Study Reveals U.S. Cities With Best and Worst Travel Taxes
A new Global Business Travel Association study shows the impact taxes have on a traveler’s bill and ranks the top-50 U.S. destinations by travel taxes.
Business travel costs can add up when you tally hotel, car rental, and meals. But a new study by the Global Business Travel Association (GBTA) Foundation found that travel taxes on those necessities increase a traveler’s total bill by 58 percent, up 1 percent from 2012.
The annual study, which also ranks the best and worst destinations for single-day travel taxes, showed that despite Florida’s reputation as an “exotic” location, three cities from the Sunshine State top the list of destinations with the lowest total tax burden—general sales taxes combined with travel taxes—for business travelers; each levies roughly $22.61 per day in total taxes.
Conversely, Chicago tops the list for highest total tax burden ($41.04), followed by New York ($38.65), and Minneapolis ($36.70). The average total tax burden among the top-50 destinations was $29.94.
When looking at just the travel tax burden, which GBTA refers to as “discriminatory travel taxes,” three California cities—Burbank ($1.58), Orange County ($3.16), and Ontario ($4.48)—rank the lowest.
Meanwhile, Portland, Oregon ($22.86), Boston ($19.34), and Indianapolis ($18.10) had the highest discriminatory travel taxes.
“Municipalities are under pressure to raise revenue wherever they can, but imposing too heavy a tax burden on business travel is a shortsighted strategy,” GBTA Foundation Vice President of Research Joseph Bates said in a statement. “With taxes rising in every area of society, companies and travel managers are taking an increasingly hard look at the price they’re being asked to pay to visit any given city or region.”
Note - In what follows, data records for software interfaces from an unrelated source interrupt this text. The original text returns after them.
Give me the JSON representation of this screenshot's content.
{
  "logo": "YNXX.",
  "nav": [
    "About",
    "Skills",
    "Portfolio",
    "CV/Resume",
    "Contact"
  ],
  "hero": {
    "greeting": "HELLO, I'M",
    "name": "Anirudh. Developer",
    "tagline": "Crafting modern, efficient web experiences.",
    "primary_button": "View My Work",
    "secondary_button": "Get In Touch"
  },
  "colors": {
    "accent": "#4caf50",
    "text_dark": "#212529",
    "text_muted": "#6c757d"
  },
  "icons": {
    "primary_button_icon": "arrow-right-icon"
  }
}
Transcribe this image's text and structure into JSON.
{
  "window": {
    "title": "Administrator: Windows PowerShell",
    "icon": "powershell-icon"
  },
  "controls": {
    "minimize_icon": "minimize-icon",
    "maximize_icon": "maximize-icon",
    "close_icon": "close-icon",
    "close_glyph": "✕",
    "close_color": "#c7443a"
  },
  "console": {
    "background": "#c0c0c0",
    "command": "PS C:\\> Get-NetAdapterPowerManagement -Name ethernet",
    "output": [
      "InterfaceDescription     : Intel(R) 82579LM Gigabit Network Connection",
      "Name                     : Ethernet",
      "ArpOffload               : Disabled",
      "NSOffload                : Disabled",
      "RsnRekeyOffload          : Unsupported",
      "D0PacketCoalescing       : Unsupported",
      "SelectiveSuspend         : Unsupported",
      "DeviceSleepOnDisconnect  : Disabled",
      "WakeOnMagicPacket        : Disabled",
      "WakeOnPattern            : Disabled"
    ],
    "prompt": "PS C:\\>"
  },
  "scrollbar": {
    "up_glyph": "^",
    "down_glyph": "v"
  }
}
The group warned that the high travel tax rates could negatively impact business for the cities that sit high on the list.
“Road warriors strengthen the economy, create jobs, and drive economic security. Yet governments insist on treating travelers like their ATM,” Michael W. McCormick, executive director and COO of GBTA, said in the statement. “These types of punitive travel taxes will ultimately push business travelers to stay home, and we all pay when governments take a short-sighted approach that raises the costs for business travel.”